Care worker facing sack over covid jab refusal would be ‘left with nothing’

[ad_1]

A care worker who turned down the covid jab says he would be “left with nothing” if he is fired over his refusal to get vaccinated.

Nurse associate Matt Weir, who has worked for the NHS for 12 years, is set to lose his position within weeks over his decision not to get the coronavirus vaccination, Birmingham Live reports.

The 30-year-old, from Perry Barr, is part of a team that provides community care to patients in their homes around Birmingham.

However, because of his stance on the Covid-19 jab, he faces being sacked by the health service – to which he has devoted almost half his life – and left unemployed.

Mr Weir is among thousands of NHS workers across the West Midlands facing the sack because they have not been vaccinated.

Frontline staff have until April to ensure they are double jabbed, under controversial Government measures aimed at protecting the most vulnerable from coronavirus.

It means the deadline from those who have not received their first jab, like Mr Weir, is next week.

And the carer, who has also worked at Birmingham Children’s Hospital and as a mental healthcare assistant, said he would be left heartbroken at having to leave the profession he loves.

Matt Weir says he is not anti-vax but has reservations about the Covid jab.
Matt Weir says he is not anti-vax but has reservations about the Covid jab.

“I’ve got nobody else,” he told Birmingham Live. “I’m an independent adult living alone. I’ve bills to pay, I’ve nothing to fall back on.

See also  Edinson Cavani is yet another Manchester United example of poor transfer planning - Steven Railston

“To me, it’s massive. The NHS is all I know. I’ve devoted half my life to it.”

Ministers are coming under pressure to push back the deadline or scrap the decision completely, with the Royal College of Nursing fearing the loss of thousands of workers will only add to “chronic staffing shortages” in the NHS.

Between 85 and 90 per cent of NHS workers in the West Midlands are understood to have been vaccinated and that total has barely increased over recent weeks despite efforts by bosses.

Dozens joined a rally in Birmingham at the weekend pleading to keep their jobs.

Video Loading

Video Unavailable

Mr Weir insisted he was not anti-vax but had reservations about the coronavirus jab. He has allergies and is wary of any potential risks to his health.

But an attempt to secure an exemption from his GP on medical grounds, allowing him to keep his job, failed.

He said: “I have allergies that developed two or three years ago and no-one can tell me what’s causing them. For that reason I’m a bit dubious. And as time has gone on, I don’t feel like I need to have it.

“I have tested positive twice and I’m willing to go on with my natural antibodies and take risks.

“I’m not anti-vax, I’m pro-vax but on this there’s no choice. Consent seems to be going out the window. It doesn’t seem right at all.”

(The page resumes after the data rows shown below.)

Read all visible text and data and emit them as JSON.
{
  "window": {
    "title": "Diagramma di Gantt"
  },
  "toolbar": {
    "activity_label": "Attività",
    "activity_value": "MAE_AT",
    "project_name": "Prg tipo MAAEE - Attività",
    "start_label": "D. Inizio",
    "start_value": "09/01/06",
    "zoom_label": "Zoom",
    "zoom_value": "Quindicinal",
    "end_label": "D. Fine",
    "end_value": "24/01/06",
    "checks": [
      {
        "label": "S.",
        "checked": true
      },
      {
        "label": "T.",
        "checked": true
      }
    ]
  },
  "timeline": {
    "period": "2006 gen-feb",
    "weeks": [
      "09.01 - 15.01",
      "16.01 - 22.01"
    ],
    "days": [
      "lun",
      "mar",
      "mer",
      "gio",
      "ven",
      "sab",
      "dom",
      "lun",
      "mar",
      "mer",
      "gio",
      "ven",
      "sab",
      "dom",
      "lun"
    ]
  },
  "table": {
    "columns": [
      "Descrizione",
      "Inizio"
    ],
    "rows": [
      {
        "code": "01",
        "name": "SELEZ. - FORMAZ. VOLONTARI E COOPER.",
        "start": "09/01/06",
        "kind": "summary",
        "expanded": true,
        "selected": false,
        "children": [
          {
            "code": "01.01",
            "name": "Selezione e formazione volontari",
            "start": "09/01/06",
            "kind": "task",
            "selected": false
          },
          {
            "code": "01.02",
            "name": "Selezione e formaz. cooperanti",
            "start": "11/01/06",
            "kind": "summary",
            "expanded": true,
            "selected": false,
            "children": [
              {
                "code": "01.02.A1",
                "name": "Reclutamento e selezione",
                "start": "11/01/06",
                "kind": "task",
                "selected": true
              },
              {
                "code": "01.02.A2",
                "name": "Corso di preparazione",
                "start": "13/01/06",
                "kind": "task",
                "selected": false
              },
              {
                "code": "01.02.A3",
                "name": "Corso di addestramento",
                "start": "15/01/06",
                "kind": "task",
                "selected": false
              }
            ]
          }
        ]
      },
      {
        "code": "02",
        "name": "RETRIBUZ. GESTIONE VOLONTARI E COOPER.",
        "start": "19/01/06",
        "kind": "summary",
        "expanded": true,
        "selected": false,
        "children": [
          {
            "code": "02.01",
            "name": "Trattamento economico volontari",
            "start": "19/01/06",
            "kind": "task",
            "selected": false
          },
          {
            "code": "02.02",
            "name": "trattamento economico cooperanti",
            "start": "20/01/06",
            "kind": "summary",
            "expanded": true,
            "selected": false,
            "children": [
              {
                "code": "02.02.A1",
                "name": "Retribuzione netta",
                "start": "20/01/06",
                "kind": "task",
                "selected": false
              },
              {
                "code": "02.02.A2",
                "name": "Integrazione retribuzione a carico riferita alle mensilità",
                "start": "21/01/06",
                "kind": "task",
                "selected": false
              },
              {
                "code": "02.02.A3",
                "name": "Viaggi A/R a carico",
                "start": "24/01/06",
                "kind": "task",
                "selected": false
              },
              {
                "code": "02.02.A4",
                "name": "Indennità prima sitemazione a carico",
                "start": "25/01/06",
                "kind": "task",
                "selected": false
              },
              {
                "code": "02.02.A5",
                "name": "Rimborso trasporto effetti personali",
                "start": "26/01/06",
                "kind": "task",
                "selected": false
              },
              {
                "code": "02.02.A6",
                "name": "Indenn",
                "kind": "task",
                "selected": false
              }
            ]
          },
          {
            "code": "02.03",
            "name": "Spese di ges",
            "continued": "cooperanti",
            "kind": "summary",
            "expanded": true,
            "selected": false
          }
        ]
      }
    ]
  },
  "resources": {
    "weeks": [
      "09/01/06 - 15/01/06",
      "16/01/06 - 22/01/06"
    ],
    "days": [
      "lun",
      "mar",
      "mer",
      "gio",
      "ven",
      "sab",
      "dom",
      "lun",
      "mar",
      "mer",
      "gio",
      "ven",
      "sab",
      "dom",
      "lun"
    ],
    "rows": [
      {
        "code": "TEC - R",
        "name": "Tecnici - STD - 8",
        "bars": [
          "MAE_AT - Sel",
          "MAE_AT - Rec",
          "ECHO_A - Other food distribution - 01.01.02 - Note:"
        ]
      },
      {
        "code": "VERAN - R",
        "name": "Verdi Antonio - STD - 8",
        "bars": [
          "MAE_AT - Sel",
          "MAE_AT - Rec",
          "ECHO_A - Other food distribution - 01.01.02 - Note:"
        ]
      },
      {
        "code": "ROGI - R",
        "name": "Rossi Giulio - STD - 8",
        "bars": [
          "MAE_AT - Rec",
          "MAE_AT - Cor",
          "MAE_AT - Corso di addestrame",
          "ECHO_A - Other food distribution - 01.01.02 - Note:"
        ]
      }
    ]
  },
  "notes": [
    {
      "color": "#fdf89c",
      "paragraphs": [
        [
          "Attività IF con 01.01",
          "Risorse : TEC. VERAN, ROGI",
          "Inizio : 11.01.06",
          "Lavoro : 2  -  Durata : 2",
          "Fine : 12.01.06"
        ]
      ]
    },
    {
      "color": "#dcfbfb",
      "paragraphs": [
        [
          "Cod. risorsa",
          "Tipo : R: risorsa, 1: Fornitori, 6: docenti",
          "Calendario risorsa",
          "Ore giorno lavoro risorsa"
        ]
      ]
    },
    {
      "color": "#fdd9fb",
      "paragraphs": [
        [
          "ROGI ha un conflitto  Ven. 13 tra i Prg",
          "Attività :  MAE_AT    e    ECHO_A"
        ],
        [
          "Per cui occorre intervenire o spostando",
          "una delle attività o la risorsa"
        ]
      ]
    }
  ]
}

See also  Disgust as youths caught setting fire to bins in Bury park

Pressed on the need for the most vulnerable to be protected, Mr Weir countered: “I wear appropriate PPE. No treatment is forced, it’s all on a consensual basis. If they have been vaccinated fully they should be protected.”

Mr Weir said he would be devastated to lose his job of more than a decade and was remaining hopeful the Government may bow to pressure and ditch the policy.

He said he believed ministers had overreached in taking away workers’ choice over their bodies.

He said: “I remain hopeful. There have been protests and debates in Parliament. I’m just taking it day by day.”

Asked with the looming threat of losing his job would convince him to change his mind, he replied defiantly: “No. It’s a principle. I just won’t and can’t.”

A number of senior officials have called on all healthcare workers to have a vaccine to protect themselves and others.

Dr Nikki Kanani, medical director of primary care for NHS England, said healthcare professionals had “a duty” to make sure they were protected.

The Department for Health and Social Care said there were no plans to delay the deadline and it was “the right thing to do to protect patients.”

Don’t miss the latest news from around Scotland and beyond – Sign up to our daily newsletter here.



[ad_2]
www.dailyrecord.co.uk

Related Posts

George Holan

George Holan is chief editor at Plainsmen Post and has articles published in many notable publications in the last decade.

Leave a Reply

Your email address will not be published.